The hospital’s operating margin, or the difference between operating revenues and operating expenses, was a loss of $303,488. The loss comes despite an increase of operating revenue of $2.74 million from the prior year. This figure does not include non-operating income or expenses and does not include SPLOST revenue.

The hospital’s total operating revenue of $44.92 million was reduced by 51.6 percent due to discounts to Medicare, Medicaid and other third-party payers. Additionally, the hospital had a 6.6 percent bad debt write-off for uncollectible debt.

The hospital had $45.44 million in expenses during the 2014 fiscal year. Of the total expenses, 64 percent is comprised of employee salaries and benefits.

The board also discussed increasing challenges of managing accounts receivables, the money owed to the hospital by patients for services rendered.

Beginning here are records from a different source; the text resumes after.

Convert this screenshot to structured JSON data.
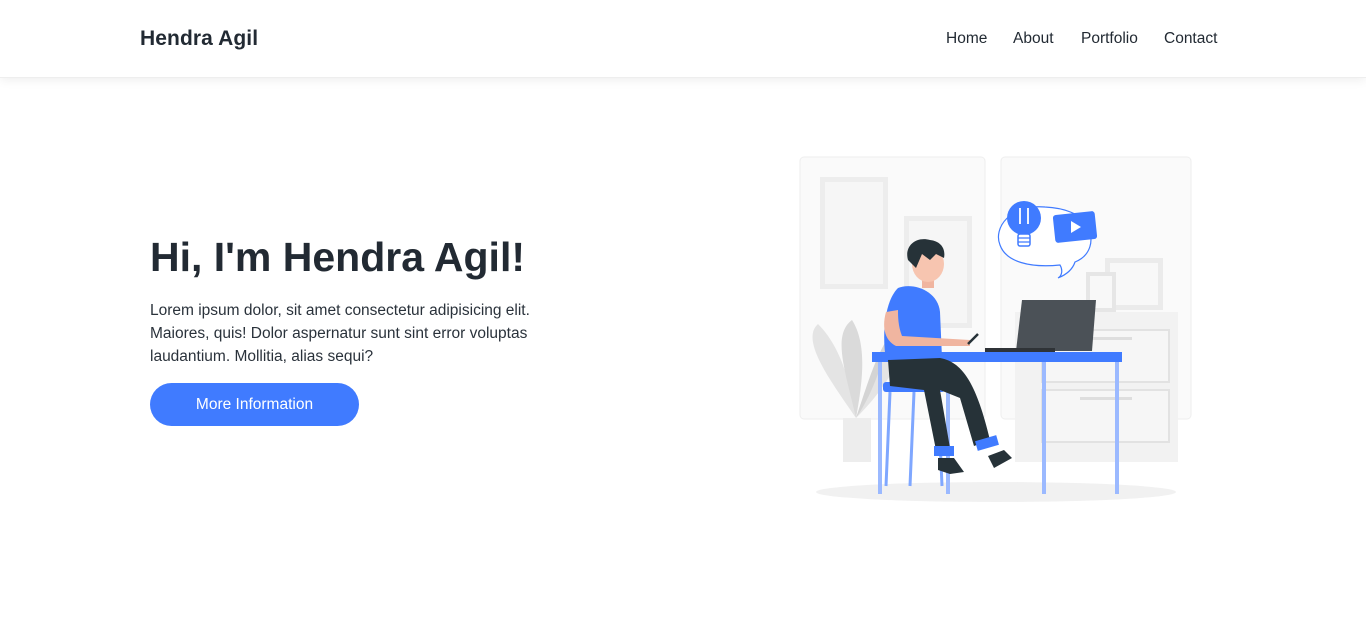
{
  "navbar": {
    "brand": "Hendra Agil",
    "links": [
      {
        "label": "Home"
      },
      {
        "label": "About"
      },
      {
        "label": "Portfolio"
      },
      {
        "label": "Contact"
      }
    ]
  },
  "hero": {
    "title": "Hi, I'm Hendra Agil!",
    "description": "Lorem ipsum dolor, sit amet consectetur adipisicing elit. Maiores, quis! Dolor aspernatur sunt sint error voluptas laudantium. Mollitia, alias sequi?",
    "button_label": "More Information",
    "illustration_icon": "person-working-at-laptop-illustration"
  },
  "colors": {
    "accent": "#407bff",
    "text": "#222a33",
    "background": "#ffffff"
  }
}
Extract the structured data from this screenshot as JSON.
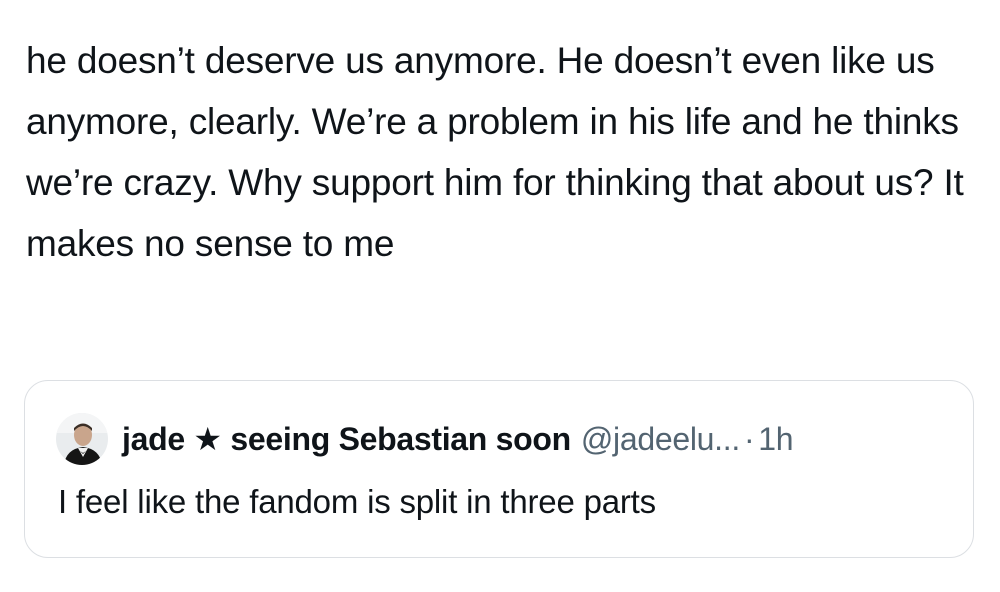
{
  "tweet": {
    "text": "he doesn’t deserve us anymore. He doesn’t even like us anymore, clearly. We’re a problem in his life and he thinks we’re crazy. Why support him for thinking that about us? It makes no sense to me"
  },
  "quote": {
    "display_name": "jade ★ seeing Sebastian soon",
    "handle": "@jadeelu...",
    "separator": "·",
    "time": "1h",
    "text": "I feel like the fandom is split in three parts"
  },
  "colors": {
    "text_primary": "#0f1419",
    "text_secondary": "#536471",
    "card_border": "#dcdfe3"
  }
}
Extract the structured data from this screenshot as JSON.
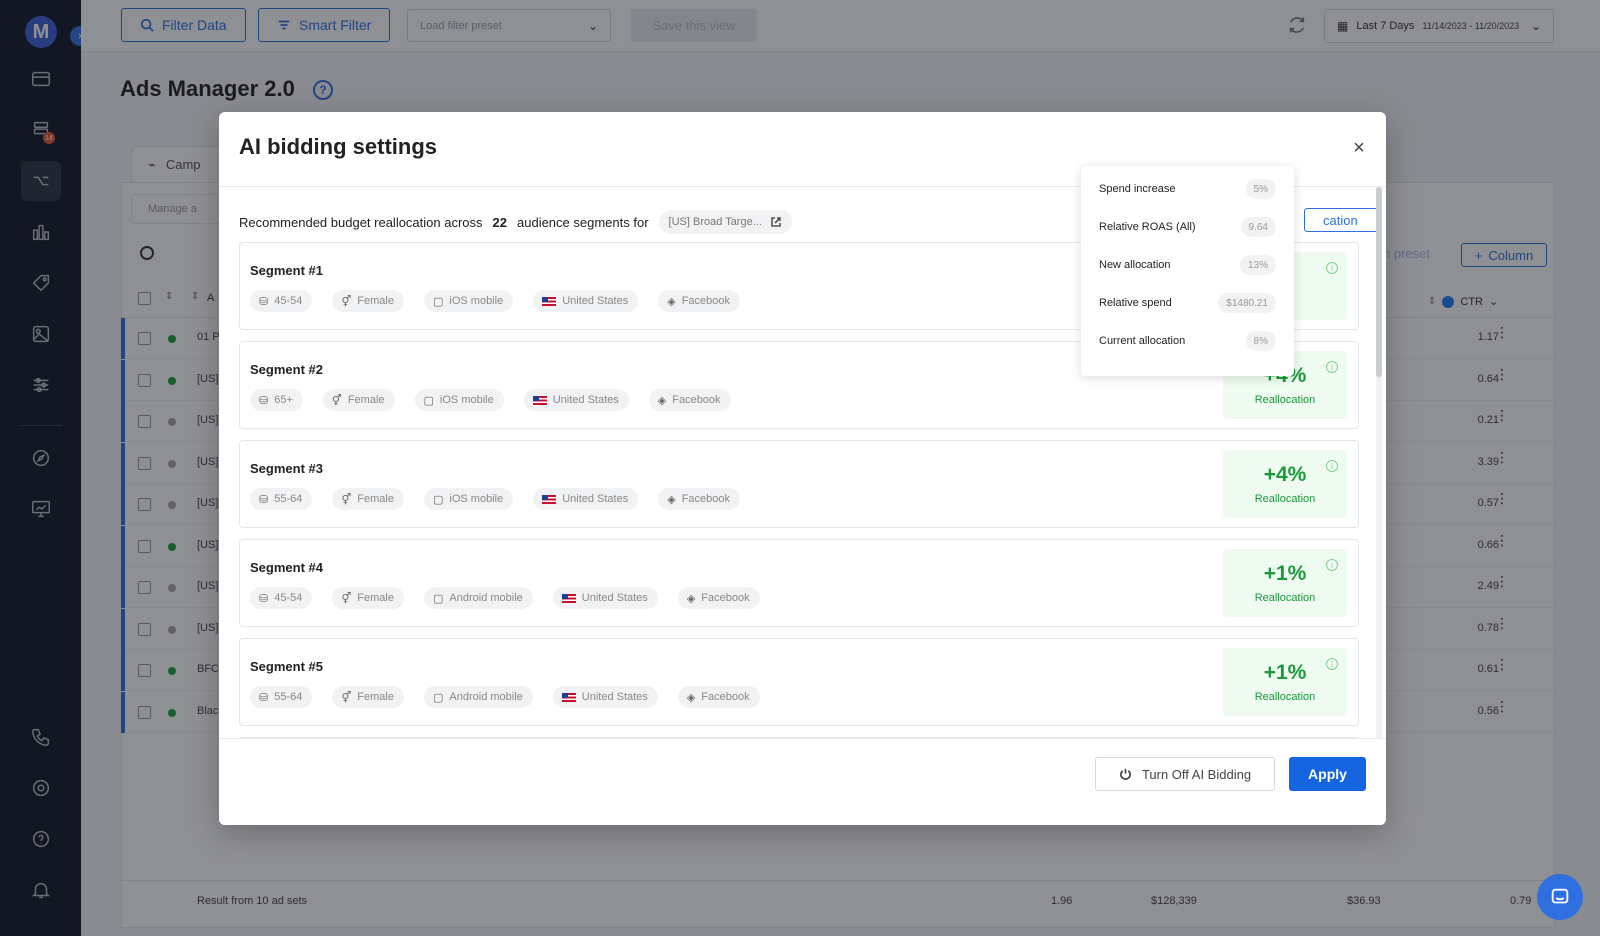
{
  "toolbar": {
    "filter_data": "Filter Data",
    "smart_filter": "Smart Filter",
    "preset_placeholder": "Load filter preset",
    "save_view": "Save this view",
    "date_label": "Last 7 Days",
    "date_range": "11/14/2023 - 11/20/2023"
  },
  "page": {
    "title": "Ads Manager 2.0",
    "help": "?"
  },
  "background": {
    "tab_label": "Camp",
    "manage_label": "Manage a",
    "column_button": "Column",
    "preset_label": "n preset",
    "ctr_label": "CTR",
    "col_a": "A",
    "rows": [
      {
        "name": "01 P",
        "active": true,
        "value": "1.17"
      },
      {
        "name": "[US]",
        "active": true,
        "value": "0.64"
      },
      {
        "name": "[US]",
        "active": false,
        "value": "0.21"
      },
      {
        "name": "[US]",
        "active": false,
        "value": "3.39"
      },
      {
        "name": "[US]",
        "active": false,
        "value": "0.57"
      },
      {
        "name": "[US]",
        "active": true,
        "value": "0.66"
      },
      {
        "name": "[US]",
        "active": false,
        "value": "2.49"
      },
      {
        "name": "[US]",
        "active": false,
        "value": "0.78"
      },
      {
        "name": "BFC",
        "active": true,
        "value": "0.61"
      },
      {
        "name": "Blac",
        "active": true,
        "value": "0.56"
      }
    ],
    "footer": {
      "result": "Result from 10 ad sets",
      "v1": "1.96",
      "v2": "$128,339",
      "v3": "$36.93",
      "v4": "0.79"
    }
  },
  "modal": {
    "title": "AI bidding settings",
    "close": "×",
    "intro_before": "Recommended budget reallocation across",
    "segment_count": "22",
    "intro_after": "audience segments for",
    "campaign": "[US] Broad Targe...",
    "apply_all": "cation",
    "segments": [
      {
        "name": "Segment #1",
        "age": "45-54",
        "gender": "Female",
        "device": "iOS mobile",
        "country": "United States",
        "platform": "Facebook",
        "pct": "",
        "label": "n"
      },
      {
        "name": "Segment #2",
        "age": "65+",
        "gender": "Female",
        "device": "iOS mobile",
        "country": "United States",
        "platform": "Facebook",
        "pct": "+4%",
        "label": "Reallocation"
      },
      {
        "name": "Segment #3",
        "age": "55-64",
        "gender": "Female",
        "device": "iOS mobile",
        "country": "United States",
        "platform": "Facebook",
        "pct": "+4%",
        "label": "Reallocation"
      },
      {
        "name": "Segment #4",
        "age": "45-54",
        "gender": "Female",
        "device": "Android mobile",
        "country": "United States",
        "platform": "Facebook",
        "pct": "+1%",
        "label": "Reallocation"
      },
      {
        "name": "Segment #5",
        "age": "55-64",
        "gender": "Female",
        "device": "Android mobile",
        "country": "United States",
        "platform": "Facebook",
        "pct": "+1%",
        "label": "Reallocation"
      }
    ],
    "turn_off": "Turn Off AI Bidding",
    "apply": "Apply"
  },
  "tooltip": {
    "rows": [
      {
        "key": "Spend increase",
        "value": "5%"
      },
      {
        "key": "Relative ROAS (All)",
        "value": "9.64"
      },
      {
        "key": "New allocation",
        "value": "13%"
      },
      {
        "key": "Relative spend",
        "value": "$1480.21"
      },
      {
        "key": "Current allocation",
        "value": "8%"
      }
    ]
  }
}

The average collection period during the 2014 fiscal year was 87 days, up from an average of 79 days in 2013 and 65 days in 2010. The total patient accounts receivable at the end of the fiscal year was $11.5 million.

“We have to look at our accounts receivable closely. It is terrible,” said board chairman Charles Tyson. “We cannot sustain this hospital with income of $40,000.”

“You’ve really have to focus on this,” said Bennett. “We’ve talked a lot about this. Sixty days is very high, but 80 days is a very big number. You’re not getting paid for the services provided.”

The board discussed ways, including internal staff activities and the utilization of outside collection agencies, to collect the money due to the hospital.

“We are too compassionate. We need to start going after some assets if they don’t pay us,” said Tyson.